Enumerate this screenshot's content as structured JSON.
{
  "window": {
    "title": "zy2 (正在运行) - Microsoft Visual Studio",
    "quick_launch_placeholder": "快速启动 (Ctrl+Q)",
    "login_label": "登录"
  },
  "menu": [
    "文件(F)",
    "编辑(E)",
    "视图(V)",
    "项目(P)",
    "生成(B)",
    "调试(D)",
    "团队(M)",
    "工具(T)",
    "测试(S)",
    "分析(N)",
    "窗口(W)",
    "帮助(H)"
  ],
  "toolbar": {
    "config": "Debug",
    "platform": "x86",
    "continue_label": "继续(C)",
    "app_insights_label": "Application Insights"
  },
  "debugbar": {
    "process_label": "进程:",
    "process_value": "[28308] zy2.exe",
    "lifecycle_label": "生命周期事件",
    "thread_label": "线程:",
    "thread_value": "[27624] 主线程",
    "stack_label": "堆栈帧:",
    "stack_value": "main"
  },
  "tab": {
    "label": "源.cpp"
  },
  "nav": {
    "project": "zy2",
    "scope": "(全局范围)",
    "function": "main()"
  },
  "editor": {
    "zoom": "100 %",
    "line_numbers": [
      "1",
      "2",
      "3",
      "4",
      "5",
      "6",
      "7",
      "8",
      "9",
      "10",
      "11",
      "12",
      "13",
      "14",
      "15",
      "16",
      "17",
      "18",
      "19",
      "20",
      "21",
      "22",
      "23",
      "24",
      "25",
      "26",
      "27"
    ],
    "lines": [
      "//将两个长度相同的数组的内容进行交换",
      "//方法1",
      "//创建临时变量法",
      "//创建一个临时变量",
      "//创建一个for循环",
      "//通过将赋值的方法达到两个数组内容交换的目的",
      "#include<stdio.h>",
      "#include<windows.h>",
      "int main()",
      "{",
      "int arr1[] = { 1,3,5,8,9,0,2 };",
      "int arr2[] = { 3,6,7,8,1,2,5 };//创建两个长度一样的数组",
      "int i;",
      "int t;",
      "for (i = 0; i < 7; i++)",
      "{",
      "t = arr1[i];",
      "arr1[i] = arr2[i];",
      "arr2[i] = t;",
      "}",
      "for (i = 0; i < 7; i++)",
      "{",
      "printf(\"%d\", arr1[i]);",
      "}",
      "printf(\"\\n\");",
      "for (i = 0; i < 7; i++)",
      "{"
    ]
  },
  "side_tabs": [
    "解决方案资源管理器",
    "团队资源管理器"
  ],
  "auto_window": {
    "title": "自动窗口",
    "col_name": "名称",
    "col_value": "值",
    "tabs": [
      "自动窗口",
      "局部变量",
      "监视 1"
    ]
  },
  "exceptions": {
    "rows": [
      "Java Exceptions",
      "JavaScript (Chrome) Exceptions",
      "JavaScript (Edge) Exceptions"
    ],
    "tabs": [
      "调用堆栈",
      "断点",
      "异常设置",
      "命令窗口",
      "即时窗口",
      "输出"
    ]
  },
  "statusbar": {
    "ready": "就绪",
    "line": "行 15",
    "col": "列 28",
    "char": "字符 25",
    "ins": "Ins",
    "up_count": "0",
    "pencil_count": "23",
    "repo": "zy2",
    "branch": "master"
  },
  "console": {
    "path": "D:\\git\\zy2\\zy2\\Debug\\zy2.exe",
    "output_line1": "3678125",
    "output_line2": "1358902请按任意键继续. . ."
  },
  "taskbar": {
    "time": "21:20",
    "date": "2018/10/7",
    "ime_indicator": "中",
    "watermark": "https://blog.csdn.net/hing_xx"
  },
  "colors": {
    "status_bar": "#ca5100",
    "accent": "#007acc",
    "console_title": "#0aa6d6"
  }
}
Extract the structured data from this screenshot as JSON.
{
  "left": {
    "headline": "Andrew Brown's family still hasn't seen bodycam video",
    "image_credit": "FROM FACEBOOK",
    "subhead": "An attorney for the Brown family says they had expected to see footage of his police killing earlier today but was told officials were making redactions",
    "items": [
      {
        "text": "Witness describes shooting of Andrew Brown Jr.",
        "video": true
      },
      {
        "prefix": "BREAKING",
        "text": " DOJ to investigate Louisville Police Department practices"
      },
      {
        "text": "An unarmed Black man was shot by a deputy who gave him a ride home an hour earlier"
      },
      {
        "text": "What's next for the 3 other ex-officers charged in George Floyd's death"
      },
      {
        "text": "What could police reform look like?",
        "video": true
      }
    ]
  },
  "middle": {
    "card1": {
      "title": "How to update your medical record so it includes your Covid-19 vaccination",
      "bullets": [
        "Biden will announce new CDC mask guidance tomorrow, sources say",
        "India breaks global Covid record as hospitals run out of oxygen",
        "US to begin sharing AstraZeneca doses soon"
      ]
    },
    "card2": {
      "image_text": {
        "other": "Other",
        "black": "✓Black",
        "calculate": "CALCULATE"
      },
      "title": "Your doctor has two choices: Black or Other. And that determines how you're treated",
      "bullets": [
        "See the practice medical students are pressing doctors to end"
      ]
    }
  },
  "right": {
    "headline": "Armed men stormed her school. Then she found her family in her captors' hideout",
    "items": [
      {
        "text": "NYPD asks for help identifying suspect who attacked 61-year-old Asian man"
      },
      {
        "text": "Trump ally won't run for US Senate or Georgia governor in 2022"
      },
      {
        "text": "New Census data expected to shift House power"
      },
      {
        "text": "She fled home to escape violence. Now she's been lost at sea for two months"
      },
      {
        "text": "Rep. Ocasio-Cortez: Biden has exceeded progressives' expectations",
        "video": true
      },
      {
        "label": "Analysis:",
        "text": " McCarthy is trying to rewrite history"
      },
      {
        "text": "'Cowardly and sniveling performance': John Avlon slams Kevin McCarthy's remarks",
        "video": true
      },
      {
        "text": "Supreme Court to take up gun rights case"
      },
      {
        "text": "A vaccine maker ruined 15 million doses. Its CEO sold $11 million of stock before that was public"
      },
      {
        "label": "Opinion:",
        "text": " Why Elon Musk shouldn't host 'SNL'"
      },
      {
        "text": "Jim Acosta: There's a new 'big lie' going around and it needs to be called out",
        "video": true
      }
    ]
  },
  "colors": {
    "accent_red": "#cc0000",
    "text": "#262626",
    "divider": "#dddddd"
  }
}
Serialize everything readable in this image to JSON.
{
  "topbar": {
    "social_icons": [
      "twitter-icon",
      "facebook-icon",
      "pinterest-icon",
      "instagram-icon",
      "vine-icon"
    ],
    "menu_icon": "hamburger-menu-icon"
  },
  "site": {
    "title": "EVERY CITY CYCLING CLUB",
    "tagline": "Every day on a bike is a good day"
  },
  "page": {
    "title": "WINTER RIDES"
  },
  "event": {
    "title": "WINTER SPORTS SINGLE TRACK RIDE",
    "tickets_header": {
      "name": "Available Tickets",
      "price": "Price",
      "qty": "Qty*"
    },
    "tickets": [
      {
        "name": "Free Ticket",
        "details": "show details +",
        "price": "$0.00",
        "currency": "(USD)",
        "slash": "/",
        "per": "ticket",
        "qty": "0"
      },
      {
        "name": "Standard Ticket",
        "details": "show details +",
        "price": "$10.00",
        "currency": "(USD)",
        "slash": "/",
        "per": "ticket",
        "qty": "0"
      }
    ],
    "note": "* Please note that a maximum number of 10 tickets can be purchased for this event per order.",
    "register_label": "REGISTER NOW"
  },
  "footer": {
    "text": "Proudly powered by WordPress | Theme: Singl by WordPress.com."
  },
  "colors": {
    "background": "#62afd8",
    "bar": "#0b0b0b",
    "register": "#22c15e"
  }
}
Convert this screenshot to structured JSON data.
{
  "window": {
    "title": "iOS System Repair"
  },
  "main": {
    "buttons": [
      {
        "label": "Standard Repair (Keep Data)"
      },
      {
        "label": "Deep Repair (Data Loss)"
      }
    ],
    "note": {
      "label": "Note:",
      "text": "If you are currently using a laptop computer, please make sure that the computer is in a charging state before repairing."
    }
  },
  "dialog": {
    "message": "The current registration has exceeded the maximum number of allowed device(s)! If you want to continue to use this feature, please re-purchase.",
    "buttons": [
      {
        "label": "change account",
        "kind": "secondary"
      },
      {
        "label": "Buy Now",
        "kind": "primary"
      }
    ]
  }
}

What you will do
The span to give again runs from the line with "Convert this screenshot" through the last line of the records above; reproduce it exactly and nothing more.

Result of the task
Convert this screenshot to structured JSON data.
{
  "window": {
    "title": "iOS System Repair"
  },
  "main": {
    "buttons": [
      {
        "label": "Standard Repair (Keep Data)"
      },
      {
        "label": "Deep Repair (Data Loss)"
      }
    ],
    "note": {
      "label": "Note:",
      "text": "If you are currently using a laptop computer, please make sure that the computer is in a charging state before repairing."
    }
  },
  "dialog": {
    "message": "The current registration has exceeded the maximum number of allowed device(s)! If you want to continue to use this feature, please re-purchase.",
    "buttons": [
      {
        "label": "change account",
        "kind": "secondary"
      },
      {
        "label": "Buy Now",
        "kind": "primary"
      }
    ]
  }
}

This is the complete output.